Ed Hayden and I did a small hike on Sunday in search of Gray-cheeked Thrush - an endangered species in Newfoundland. I had found a colony of this species in the same area last year and was hopeful we could hear them again. Sure enough, at around 7:15 we heard the distinctive thin raspy song nearby. It continued singing for another 15 minutes when we left.
Despite ideal listening conditions, there were significantly fewer along this trail than last year. That may be explained by the later date (1 week), mere chance, that the birds have moved to a new breeding area, or evidence that the population continues to decline. I'll have to monitor the area again over the next years.
There were plenty of beautiful flowers along the trail.
Rhodora (Rhododendron canadense) are particularly abundant on the island:
Cornus canadensis - Bunchberry/Crackerberry.
This species has 4 white leaves that function as fake petals:
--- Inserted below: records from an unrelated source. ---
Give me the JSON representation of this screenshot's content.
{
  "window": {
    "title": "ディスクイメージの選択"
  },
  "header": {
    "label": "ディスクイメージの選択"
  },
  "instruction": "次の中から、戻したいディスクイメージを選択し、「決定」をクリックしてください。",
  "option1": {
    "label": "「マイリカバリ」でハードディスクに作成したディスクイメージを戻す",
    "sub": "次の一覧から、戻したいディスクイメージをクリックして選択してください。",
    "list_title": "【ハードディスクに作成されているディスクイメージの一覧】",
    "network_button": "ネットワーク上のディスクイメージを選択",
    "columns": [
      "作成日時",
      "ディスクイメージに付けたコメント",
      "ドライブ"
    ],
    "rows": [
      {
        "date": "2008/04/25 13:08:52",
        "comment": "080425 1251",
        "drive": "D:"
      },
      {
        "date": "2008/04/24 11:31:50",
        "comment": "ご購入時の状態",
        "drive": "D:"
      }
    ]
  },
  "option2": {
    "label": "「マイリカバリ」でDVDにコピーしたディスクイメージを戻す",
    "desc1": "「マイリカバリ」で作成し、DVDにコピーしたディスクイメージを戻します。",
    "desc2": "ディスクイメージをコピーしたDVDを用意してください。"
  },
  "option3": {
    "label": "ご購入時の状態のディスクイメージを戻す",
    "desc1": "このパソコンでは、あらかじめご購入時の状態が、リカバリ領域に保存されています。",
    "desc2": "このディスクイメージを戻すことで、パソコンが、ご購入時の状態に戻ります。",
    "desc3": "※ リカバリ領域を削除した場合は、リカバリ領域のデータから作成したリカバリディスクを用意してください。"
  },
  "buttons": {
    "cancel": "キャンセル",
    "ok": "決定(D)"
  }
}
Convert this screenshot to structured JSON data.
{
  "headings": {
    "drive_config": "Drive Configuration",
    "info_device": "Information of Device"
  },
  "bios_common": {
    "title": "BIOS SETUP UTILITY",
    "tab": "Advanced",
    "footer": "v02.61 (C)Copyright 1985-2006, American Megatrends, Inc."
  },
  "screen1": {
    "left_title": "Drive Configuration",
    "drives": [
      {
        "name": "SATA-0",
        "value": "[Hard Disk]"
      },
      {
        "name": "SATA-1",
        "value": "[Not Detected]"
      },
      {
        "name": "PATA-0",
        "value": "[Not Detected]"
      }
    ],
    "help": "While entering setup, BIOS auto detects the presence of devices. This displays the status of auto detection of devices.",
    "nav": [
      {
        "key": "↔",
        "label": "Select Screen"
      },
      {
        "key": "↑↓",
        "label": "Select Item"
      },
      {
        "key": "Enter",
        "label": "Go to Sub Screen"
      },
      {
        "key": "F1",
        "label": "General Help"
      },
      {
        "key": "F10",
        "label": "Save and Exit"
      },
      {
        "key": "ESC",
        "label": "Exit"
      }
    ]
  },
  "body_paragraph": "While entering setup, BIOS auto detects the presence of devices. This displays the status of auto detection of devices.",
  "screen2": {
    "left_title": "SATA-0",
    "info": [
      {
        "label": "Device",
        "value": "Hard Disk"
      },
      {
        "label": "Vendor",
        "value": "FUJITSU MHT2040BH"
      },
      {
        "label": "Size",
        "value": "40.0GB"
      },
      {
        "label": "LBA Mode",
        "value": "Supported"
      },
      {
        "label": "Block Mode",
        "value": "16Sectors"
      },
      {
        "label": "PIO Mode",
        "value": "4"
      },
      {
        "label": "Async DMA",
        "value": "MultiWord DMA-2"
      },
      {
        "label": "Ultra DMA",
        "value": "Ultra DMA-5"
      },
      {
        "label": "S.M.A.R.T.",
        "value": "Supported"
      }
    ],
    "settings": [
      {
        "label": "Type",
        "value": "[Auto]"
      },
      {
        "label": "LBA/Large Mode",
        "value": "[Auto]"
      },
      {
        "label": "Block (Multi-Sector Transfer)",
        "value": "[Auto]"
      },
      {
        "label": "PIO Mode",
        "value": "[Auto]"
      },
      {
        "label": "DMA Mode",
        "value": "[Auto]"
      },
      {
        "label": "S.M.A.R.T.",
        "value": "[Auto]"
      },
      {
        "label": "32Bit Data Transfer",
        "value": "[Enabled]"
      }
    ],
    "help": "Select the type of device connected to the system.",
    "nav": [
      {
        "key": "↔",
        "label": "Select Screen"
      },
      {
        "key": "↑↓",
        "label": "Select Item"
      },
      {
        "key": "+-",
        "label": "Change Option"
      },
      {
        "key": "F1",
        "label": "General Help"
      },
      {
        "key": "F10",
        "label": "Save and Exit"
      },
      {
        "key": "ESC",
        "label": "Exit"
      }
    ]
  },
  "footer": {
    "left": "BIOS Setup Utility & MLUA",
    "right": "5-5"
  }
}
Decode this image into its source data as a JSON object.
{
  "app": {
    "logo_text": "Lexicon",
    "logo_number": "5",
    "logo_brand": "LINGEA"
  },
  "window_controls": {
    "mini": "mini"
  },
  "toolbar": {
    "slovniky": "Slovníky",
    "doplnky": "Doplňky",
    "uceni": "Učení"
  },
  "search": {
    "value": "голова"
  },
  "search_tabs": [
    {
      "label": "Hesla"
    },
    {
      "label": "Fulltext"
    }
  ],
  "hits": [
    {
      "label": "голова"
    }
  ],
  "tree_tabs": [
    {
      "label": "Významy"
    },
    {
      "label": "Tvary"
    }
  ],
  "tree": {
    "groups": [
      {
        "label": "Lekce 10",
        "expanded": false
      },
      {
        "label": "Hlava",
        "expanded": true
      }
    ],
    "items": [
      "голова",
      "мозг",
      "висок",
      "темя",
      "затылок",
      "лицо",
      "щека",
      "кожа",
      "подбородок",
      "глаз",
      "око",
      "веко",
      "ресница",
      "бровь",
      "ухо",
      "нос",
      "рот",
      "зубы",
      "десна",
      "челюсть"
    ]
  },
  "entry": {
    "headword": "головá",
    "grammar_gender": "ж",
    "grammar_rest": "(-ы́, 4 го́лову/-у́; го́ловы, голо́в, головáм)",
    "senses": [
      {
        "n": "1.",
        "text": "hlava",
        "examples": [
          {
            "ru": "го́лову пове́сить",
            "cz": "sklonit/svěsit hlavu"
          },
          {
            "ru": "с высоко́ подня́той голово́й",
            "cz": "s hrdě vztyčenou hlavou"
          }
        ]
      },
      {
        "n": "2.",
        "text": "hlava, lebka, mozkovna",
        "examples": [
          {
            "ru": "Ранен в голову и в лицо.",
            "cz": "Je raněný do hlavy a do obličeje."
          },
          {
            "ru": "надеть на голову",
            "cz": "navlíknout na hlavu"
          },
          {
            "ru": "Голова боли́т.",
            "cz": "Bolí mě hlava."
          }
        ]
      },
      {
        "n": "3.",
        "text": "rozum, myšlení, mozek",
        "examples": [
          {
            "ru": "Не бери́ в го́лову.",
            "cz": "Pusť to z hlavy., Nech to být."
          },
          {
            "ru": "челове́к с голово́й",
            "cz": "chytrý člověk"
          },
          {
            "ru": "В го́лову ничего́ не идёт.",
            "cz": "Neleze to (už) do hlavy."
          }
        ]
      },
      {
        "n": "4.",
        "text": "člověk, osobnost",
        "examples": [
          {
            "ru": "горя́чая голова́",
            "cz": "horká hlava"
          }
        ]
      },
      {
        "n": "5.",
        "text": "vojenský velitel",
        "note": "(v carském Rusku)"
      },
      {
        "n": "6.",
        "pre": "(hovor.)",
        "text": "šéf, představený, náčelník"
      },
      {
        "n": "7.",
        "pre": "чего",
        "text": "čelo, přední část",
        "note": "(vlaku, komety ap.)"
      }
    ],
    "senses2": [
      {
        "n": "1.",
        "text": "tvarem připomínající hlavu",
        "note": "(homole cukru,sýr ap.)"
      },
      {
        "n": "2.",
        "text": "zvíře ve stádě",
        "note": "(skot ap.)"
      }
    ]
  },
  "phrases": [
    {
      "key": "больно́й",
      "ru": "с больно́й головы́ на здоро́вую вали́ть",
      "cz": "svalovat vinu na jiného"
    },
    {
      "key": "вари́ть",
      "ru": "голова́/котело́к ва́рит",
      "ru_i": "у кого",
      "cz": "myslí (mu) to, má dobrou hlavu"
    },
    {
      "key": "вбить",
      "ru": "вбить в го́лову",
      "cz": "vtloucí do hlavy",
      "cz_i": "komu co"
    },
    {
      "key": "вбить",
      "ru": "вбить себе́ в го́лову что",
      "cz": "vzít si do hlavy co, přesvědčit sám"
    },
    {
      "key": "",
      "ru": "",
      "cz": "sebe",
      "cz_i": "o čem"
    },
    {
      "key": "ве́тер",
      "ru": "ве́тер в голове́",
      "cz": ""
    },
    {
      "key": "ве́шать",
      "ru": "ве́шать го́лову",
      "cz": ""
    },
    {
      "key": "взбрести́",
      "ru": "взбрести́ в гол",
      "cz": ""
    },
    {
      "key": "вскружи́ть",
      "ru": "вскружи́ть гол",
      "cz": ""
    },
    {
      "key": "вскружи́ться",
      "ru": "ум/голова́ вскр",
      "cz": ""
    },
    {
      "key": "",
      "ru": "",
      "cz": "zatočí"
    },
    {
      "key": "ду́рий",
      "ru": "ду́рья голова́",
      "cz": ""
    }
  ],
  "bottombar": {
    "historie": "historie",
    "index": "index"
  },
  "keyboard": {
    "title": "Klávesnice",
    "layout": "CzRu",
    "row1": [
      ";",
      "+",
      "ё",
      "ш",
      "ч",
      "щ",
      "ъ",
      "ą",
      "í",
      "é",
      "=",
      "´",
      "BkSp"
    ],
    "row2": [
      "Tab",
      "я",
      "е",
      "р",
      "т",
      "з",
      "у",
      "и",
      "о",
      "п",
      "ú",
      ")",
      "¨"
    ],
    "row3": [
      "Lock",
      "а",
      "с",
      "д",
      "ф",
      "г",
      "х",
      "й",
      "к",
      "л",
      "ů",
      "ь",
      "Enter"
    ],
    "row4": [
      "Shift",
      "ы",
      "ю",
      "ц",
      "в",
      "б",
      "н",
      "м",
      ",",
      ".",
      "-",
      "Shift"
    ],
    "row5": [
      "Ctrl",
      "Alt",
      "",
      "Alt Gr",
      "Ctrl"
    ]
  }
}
In fact, the flowers are tiny and consist of single petal that springs open, when touched by an insect, to release pollen!
Kalmia polifolia - Bog Laurel.
A toxin in this plant, Grayanotoxin, lowers blood pressure (among other things) - but only when concentrated, which can happen in the honey of bees that use it for nectar!
This nest was surprisingly close to the main trail. It belongs to a Spotted Sandpiper:
Short-tailed Swallowtail are only found in the Atlantic provinces of Canada (and NE USA). One of their favoured plants is Scots Lovage (Ligusticum scoticum) - which I think is what this one is on. This plant is tolerant of salt water spray - so can be readily found on our coastlines.